finance


According to a recent report households that do not have broadband access could be spending a fortune on other household goods and services. Over recent years an increasing number of consumers have started to use the Internet to find the best deals on everything from holidays and cars to household goods, entertainment, finance, services, and more. The increased Internet access that has come about as a result of more and more people getting onto broadband connections has meant that consumers have been able to scour the web to get the best deals, thus saving money on other products and services. A recent report from the Post Office service has suggested that homes that do not have broadband access and therefore are not able to get online to look for these savings could be paying far more than they need to for many of their goods and services, with some spending more each month due to lack of savings than it would cost them to get online via broadband. In fact the research suggests that some households without broadband could be spending around seventy pounds a month more for their goods and services than those that do have broadband and are […]
The government promised a broad-ranging environmental levy in the last budget speech.   Some sensible people inside government appear to have defanged what could have been a very nasty piece of legislation. The Bill that is scheduled to be debated in Parliament on the 19th of March makes provision for the levy to collected by telecom operators and paid to the Telecom Regulatory Commission and then to the Environmental Conservation Levy account of the Consolidated Fund.   The other levy collector is the customs.   The removal of the complex collection procedure mentioned in the Budget Speech is definitely an improvement.
State-owned telco BSNL on Monday said it plans to launch India’s biggest IPO to raise over US$10 billion. “The company is valued at well over US$100 billion. We are looking at offloading up to 10% stake, subject to government approval,” BSNL finance director S K Saxena told reporters. When asked about the development, telecom minister A Raja said: “The government is considering it (an IPO). The department of telecom (DoT) will discuss the issue and take a final decision soon”.

A triumph of reforms?

Posted by on December 27, 2007  /  0 Comments
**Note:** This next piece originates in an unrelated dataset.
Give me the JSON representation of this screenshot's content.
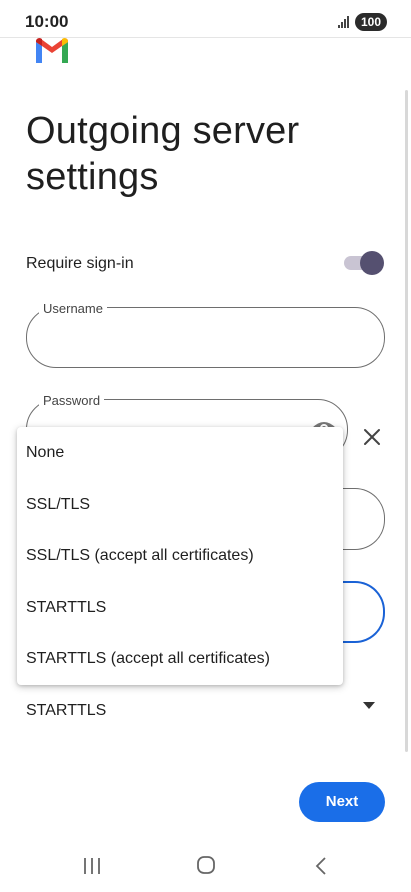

The story of telecommunications reforms in India offers a fascinating example of how determined leadership can overcome even the fiercest opposition to reforms, says Arvind Panagariya The total number of phones in India as of October 31, 2007 is placed at 256 million. India has been adding phones at the rate of 6.65 million per month. Tele-density — the number of phones per 100 individuals — now stands at 22.52.
India’s finance minister Palaniappan Chidambaram said Monday in Washington, “Regulation must stay one step ahead of innovation”.  He said the developed countries’ financial authorities are not keeping up with the new and complex financial market instruments that lay behind recent credit market turmoil.  “Thanks to the present crisis which originated in the advanced economies … I think developed economies will listen more to the developing economies’ point of view,” Chidambaram remarked.  “In the name of innovation, regulators or governments in the advanced economies have fallen behind the curve.” The time has come for the developed world to attend to its own problems, and stop lecturing emerging economies about what is right and what is wrong, he said.
May 26, 2005 (Economic Times via NewsEdge) India’s Ministry of Finance has asked the Department of Telecommunications (DoT) to allocate a 3G spectrum to mobile operators through the auction route. According to the ministry, it is DoT’s responsibility to price spectrum as per international practices, citing the example of Europe and the US, where governments fetched billions of dollars in revenue by auctioning spectrum. The ministry has also said that pricing of spectrum should not be in TRAI’s domain. The finance ministry has taken the position that pricing of radio spectrum is not a regulatory issue, and hence, should not have been referred to the telecom regulator. Instead, it has argued that receipts from radio spectrum should accrue to the government as non-tax revenue.